■ **Work instructions**
The response must contain each line of the material that holds "summary".

■ **Recorded information**
-------

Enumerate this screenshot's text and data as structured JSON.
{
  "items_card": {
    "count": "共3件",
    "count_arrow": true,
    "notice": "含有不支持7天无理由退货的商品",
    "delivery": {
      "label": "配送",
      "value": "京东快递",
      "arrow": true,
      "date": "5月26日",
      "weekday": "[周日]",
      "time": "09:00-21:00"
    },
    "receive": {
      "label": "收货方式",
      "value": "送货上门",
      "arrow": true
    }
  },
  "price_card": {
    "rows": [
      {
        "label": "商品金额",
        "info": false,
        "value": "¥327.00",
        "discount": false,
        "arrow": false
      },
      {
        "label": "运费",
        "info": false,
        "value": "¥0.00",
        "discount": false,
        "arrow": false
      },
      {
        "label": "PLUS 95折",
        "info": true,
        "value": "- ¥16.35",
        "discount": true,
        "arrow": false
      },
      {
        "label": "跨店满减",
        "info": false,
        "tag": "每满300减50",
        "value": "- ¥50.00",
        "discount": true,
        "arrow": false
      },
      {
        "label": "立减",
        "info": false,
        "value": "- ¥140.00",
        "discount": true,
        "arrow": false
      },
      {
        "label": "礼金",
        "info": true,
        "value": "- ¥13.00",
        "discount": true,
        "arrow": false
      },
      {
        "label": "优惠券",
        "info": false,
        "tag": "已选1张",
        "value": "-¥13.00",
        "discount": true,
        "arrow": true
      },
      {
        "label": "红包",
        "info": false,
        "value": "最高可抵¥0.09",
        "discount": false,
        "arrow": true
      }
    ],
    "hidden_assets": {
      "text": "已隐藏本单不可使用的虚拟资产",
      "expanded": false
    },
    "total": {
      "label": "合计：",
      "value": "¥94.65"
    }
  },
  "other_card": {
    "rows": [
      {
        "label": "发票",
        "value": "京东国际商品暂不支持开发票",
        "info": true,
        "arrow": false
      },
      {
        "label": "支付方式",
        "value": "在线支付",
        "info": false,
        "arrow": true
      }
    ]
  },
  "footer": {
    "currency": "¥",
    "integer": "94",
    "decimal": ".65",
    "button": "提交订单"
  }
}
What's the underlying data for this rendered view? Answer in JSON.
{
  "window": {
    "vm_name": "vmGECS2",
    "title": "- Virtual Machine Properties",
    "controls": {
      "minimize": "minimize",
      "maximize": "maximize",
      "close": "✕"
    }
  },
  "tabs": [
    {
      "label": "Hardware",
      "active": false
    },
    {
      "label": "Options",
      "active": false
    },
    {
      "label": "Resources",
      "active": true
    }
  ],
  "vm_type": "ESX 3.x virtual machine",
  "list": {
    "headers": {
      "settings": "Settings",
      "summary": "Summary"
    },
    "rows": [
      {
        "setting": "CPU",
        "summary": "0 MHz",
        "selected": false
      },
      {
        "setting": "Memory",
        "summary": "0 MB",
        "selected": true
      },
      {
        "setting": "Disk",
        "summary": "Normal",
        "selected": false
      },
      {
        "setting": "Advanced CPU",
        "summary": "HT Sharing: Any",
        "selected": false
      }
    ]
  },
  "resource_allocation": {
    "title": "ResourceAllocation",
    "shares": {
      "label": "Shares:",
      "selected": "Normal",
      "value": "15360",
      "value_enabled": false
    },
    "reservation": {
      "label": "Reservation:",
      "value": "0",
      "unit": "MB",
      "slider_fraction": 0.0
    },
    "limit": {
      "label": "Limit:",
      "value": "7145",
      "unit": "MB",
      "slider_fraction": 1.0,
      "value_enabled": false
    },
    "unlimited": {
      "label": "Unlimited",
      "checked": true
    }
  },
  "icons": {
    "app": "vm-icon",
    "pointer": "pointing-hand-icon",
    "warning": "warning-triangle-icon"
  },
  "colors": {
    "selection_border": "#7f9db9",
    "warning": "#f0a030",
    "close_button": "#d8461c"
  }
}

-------

■ **Output for this exercise**
      "summary": "Summary"
        "summary": "0 MHz",
        "summary": "0 MB",
        "summary": "Normal",
        "summary": "HT Sharing: Any",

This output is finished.